Generic Tobi Availability
See also: Generic TOBI Podhaler
TOBI (tobramycin - solution;inhalation)
Has a generic version of Tobi been approved?
A generic version of Tobi has been approved by the FDA. However, this does not mean that the product will necessarily be commercially available - possibly because of drug patents and/or drug exclusivity. The following products are equivalent to Tobi and have been approved by the FDA:
Manufacturer: TEVA PHARMS USA
Approval date: October 10, 2013
Strength(s): 300MG/5ML [AN]
Note: Fraudulent online pharmacies may attempt to sell an illegal generic version of Tobi. These medications may be counterfeit and potentially unsafe. If you purchase medications online, be sure you are buying from a reputable and valid online pharmacy. Ask your health care provider for advice if you are unsure about the online purchase of any medication.
See also: About generic drugs.
Patents are granted by the U.S. Patent and Trademark Office at any time during a drug's development and may include a wide range of claims.
Aminoglycoside formulation for aerosolization
Issued: April 16, 1996
Inventor(s): Smith; Arnold L. & Ramsey; Bonnie W. & Montgomery; Alan B.
Assignee(s): Pathogenesis Corporation
An aminoglycoside formulation for delivery by aerosolization. The concentrated aminoglycoside formulation containing an efficacious amount of aminoglycoside able to inhibit 95-100% of susceptible bacteria. Aminoglycoside formulated in 5 ml solution of a quarter normal saline having pH between 5.5 and 6.5. The method for treatment of endobronchial infections by a produced by a formulation delivered as an aerosol having mass medium average diameter predominantly between 1 to 5 .mu., produced by a jet or ultrasonic nebulizer.Patent expiration dates:
- October 19, 2014✓✓
- October 19, 2014
- Tobi solution Consumer Information (Wolters Kluwer)
- Tobi inhalation Consumer Information (Cerner Multum)
- Tobi Advanced Consumer Information (Micromedex®)
- Tobi AHFS DI Monographs (ASHP)
- Tobramycin Consumer Information (Wolters Kluwer)
- Tobramycin powder Consumer Information (Wolters Kluwer)
- Tobramycin solution Consumer Information (Wolters Kluwer)
- Tobramycin Sulfate ADD-Vantage injection Consumer Information (Cerner Multum)
- Tobramycin Sulfate inhalation Consumer Information (Cerner Multum)
- Tobramycin inhalation Consumer Information (Cerner Multum)
- Tobramycin injection Consumer Information (Cerner Multum)

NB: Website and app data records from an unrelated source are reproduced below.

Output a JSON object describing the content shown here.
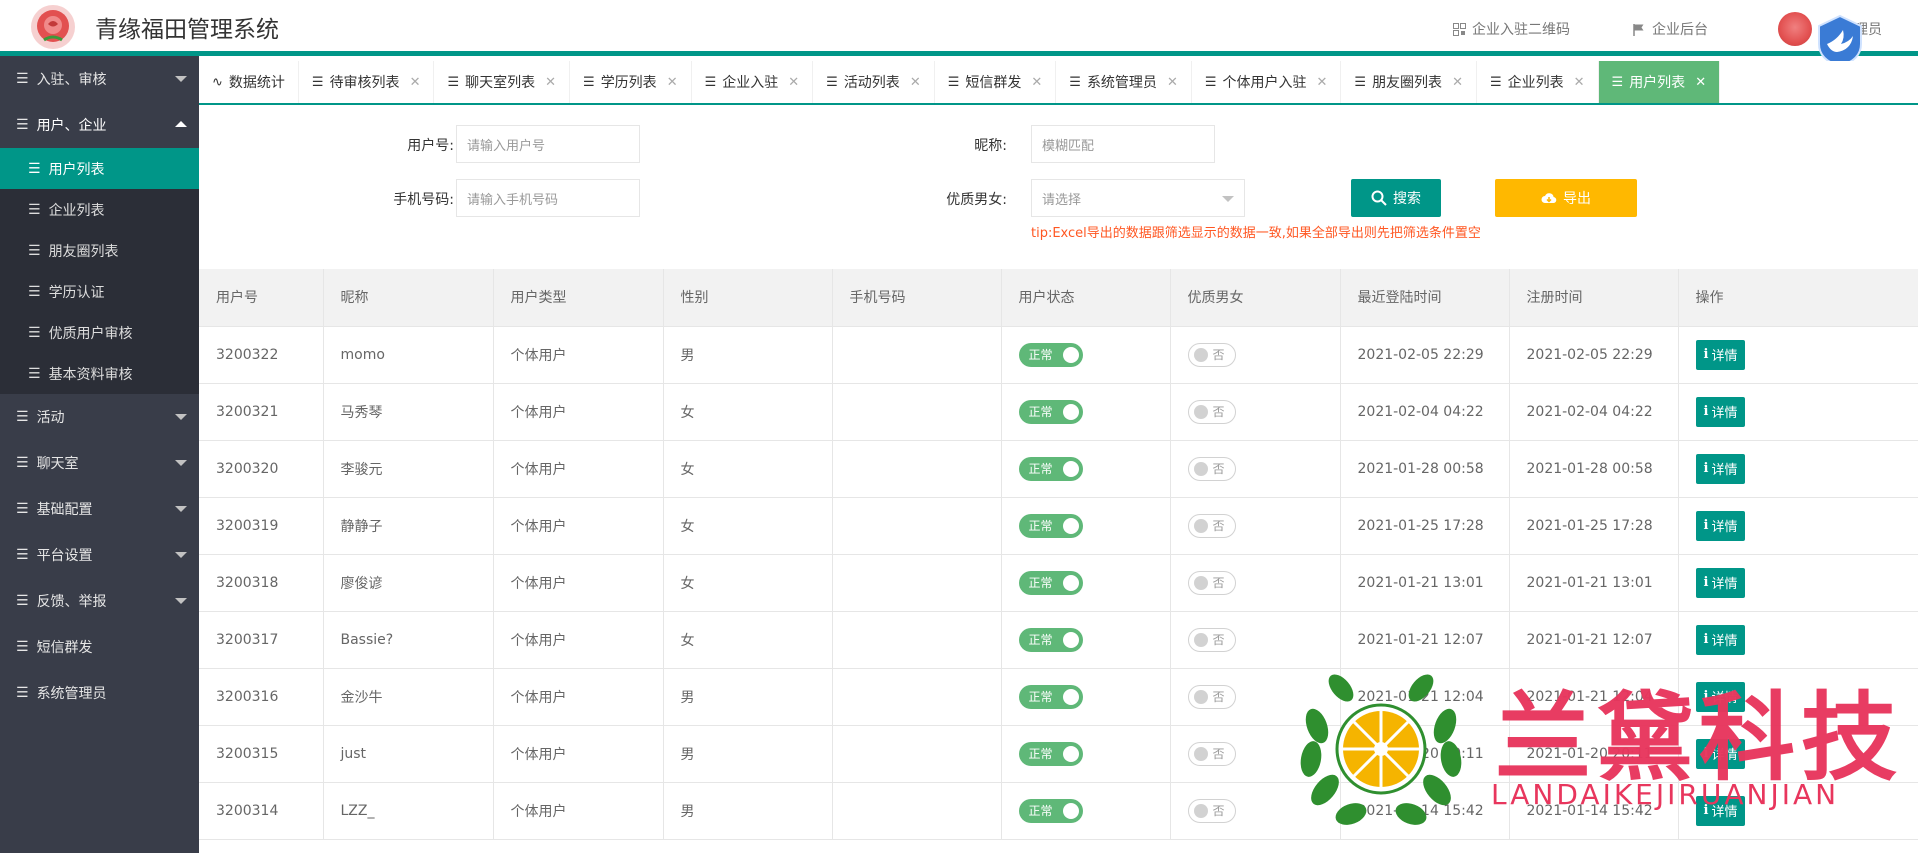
{
  "header": {
    "app_title": "青缘福田管理系统",
    "qr_link": "企业入驻二维码",
    "backend_link": "企业后台",
    "user_label": "管理员"
  },
  "sidebar": {
    "groups": [
      {
        "label": "入驻、审核",
        "icon": "list-icon",
        "state": "collapsed"
      },
      {
        "label": "用户、企业",
        "icon": "list-icon",
        "state": "expanded"
      }
    ],
    "sub_items": [
      {
        "label": "用户列表",
        "active": true
      },
      {
        "label": "企业列表"
      },
      {
        "label": "朋友圈列表"
      },
      {
        "label": "学历认证"
      },
      {
        "label": "优质用户审核"
      },
      {
        "label": "基本资料审核"
      }
    ],
    "more_groups": [
      {
        "label": "活动"
      },
      {
        "label": "聊天室"
      },
      {
        "label": "基础配置"
      },
      {
        "label": "平台设置"
      },
      {
        "label": "反馈、举报"
      }
    ],
    "singles": [
      {
        "label": "短信群发"
      },
      {
        "label": "系统管理员"
      }
    ]
  },
  "tabs": [
    {
      "label": "数据统计",
      "icon": "pulse-icon",
      "closable": false
    },
    {
      "label": "待审核列表",
      "icon": "list-icon",
      "closable": true
    },
    {
      "label": "聊天室列表",
      "icon": "list-icon",
      "closable": true
    },
    {
      "label": "学历列表",
      "icon": "list-icon",
      "closable": true
    },
    {
      "label": "企业入驻",
      "icon": "list-icon",
      "closable": true
    },
    {
      "label": "活动列表",
      "icon": "list-icon",
      "closable": true
    },
    {
      "label": "短信群发",
      "icon": "list-icon",
      "closable": true
    },
    {
      "label": "系统管理员",
      "icon": "list-icon",
      "closable": true
    },
    {
      "label": "个体用户入驻",
      "icon": "list-icon",
      "closable": true
    },
    {
      "label": "朋友圈列表",
      "icon": "list-icon",
      "closable": true
    },
    {
      "label": "企业列表",
      "icon": "list-icon",
      "closable": true
    },
    {
      "label": "用户列表",
      "icon": "list-icon",
      "closable": true,
      "active": true
    }
  ],
  "filter": {
    "user_no_label": "用户号:",
    "user_no_placeholder": "请输入用户号",
    "nickname_label": "昵称:",
    "nickname_placeholder": "模糊匹配",
    "phone_label": "手机号码:",
    "phone_placeholder": "请输入手机号码",
    "quality_label": "优质男女:",
    "quality_value": "请选择",
    "search_button": "搜索",
    "export_button": "导出",
    "tip": "tip:Excel导出的数据跟筛选显示的数据一致,如果全部导出则先把筛选条件置空"
  },
  "table": {
    "columns": [
      "用户号",
      "昵称",
      "用户类型",
      "性别",
      "手机号码",
      "用户状态",
      "优质男女",
      "最近登陆时间",
      "注册时间",
      "操作"
    ],
    "status_on_label": "正常",
    "quality_off_label": "否",
    "detail_label": "详情",
    "rows": [
      {
        "id": "3200322",
        "nick": "momo",
        "type": "个体用户",
        "gender": "男",
        "phone": "",
        "last_login": "2021-02-05 22:29",
        "registered": "2021-02-05 22:29"
      },
      {
        "id": "3200321",
        "nick": "马秀琴",
        "type": "个体用户",
        "gender": "女",
        "phone": "",
        "last_login": "2021-02-04 04:22",
        "registered": "2021-02-04 04:22"
      },
      {
        "id": "3200320",
        "nick": "李骏元",
        "type": "个体用户",
        "gender": "女",
        "phone": "",
        "last_login": "2021-01-28 00:58",
        "registered": "2021-01-28 00:58"
      },
      {
        "id": "3200319",
        "nick": "静静子",
        "type": "个体用户",
        "gender": "女",
        "phone": "",
        "last_login": "2021-01-25 17:28",
        "registered": "2021-01-25 17:28"
      },
      {
        "id": "3200318",
        "nick": "廖俊谚",
        "type": "个体用户",
        "gender": "女",
        "phone": "",
        "last_login": "2021-01-21 13:01",
        "registered": "2021-01-21 13:01"
      },
      {
        "id": "3200317",
        "nick": "Bassie?",
        "type": "个体用户",
        "gender": "女",
        "phone": "",
        "last_login": "2021-01-21 12:07",
        "registered": "2021-01-21 12:07"
      },
      {
        "id": "3200316",
        "nick": "金沙牛",
        "type": "个体用户",
        "gender": "男",
        "phone": "",
        "last_login": "2021-01-21 12:04",
        "registered": "2021-01-21 12:04"
      },
      {
        "id": "3200315",
        "nick": "just",
        "type": "个体用户",
        "gender": "男",
        "phone": "",
        "last_login": "2021-01-20 20:11",
        "registered": "2021-01-20 20:11"
      },
      {
        "id": "3200314",
        "nick": "LZZ_",
        "type": "个体用户",
        "gender": "男",
        "phone": "",
        "last_login": "2021-01-14 15:42",
        "registered": "2021-01-14 15:42"
      }
    ]
  },
  "watermark": {
    "title": "兰黛科技",
    "subtitle": "LANDAIKEJIRUANJIAN"
  },
  "colors": {
    "primary": "#009688",
    "active_tab": "#5fb878",
    "sidebar": "#393d49",
    "export": "#ffb800",
    "tip": "#ff5722",
    "watermark": "#e8365d"
  }
}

- Tobramycin Inhalation Advanced Consumer Information (Micromedex®)
- Tobramycin Injection Advanced Consumer Information (Micromedex®)
- Tobramycin Sulfate AHFS DI Monographs (ASHP)
|Drug Patent||A drug patent is assigned by the U.S. Patent and Trademark Office and assigns exclusive legal right to the patent holder to protect the proprietary chemical formulation. The patent assigns exclusive legal right to the inventor or patent holder, and may include entities such as the drug brand name, trademark, product dosage form, ingredient formulation, or manufacturing process A patent usually expires 20 years from the date of filing, but can be variable based on many factors, including development of new formulations of the original chemical, and patent infringement litigation.|
|Drug Exclusivity||Exclusivity is the sole marketing rights granted by the FDA to a manufacturer upon the approval of a drug and may run simultaneously with a patent. Exclusivity periods can run from 180 days to seven years depending upon the circumstance of the exclusivity grant.|
|RLD||A Reference Listed Drug (RLD) is an approved drug product to which new generic versions are compared to show that they are bioequivalent. A drug company seeking approval to market a generic equivalent must refer to the Reference Listed Drug in its Abbreviated New Drug Application (ANDA). By designating a single reference listed drug as the standard to which all generic versions must be shown to be bioequivalent, FDA hopes to avoid possible significant variations among generic drugs and their brand name counterpart.|
|AN||Solutions and powders for aerosolization. Uncertainty regarding the therapeutic equivalence of aerosolized products arises primarily because of differences in the drug delivery system. Solutions and powders intended for aerosolization that are marketed for use in any of several delivery systems are considered to be pharmaceutically and therapeutically equivalent and are coded AN. Those products that are compatible only with a specific delivery system or those products that are packaged in and with a specific delivery system are coded BN, unless they have met an appropriate bioequivalence standard. Solutions or suspensions in a specific delivery system will be coded AN if the bioequivalence standard is based upon in vitro methodology, if bioequivalence needs to be demonstrated by in vivo methodology then the drug products will be coded AB.|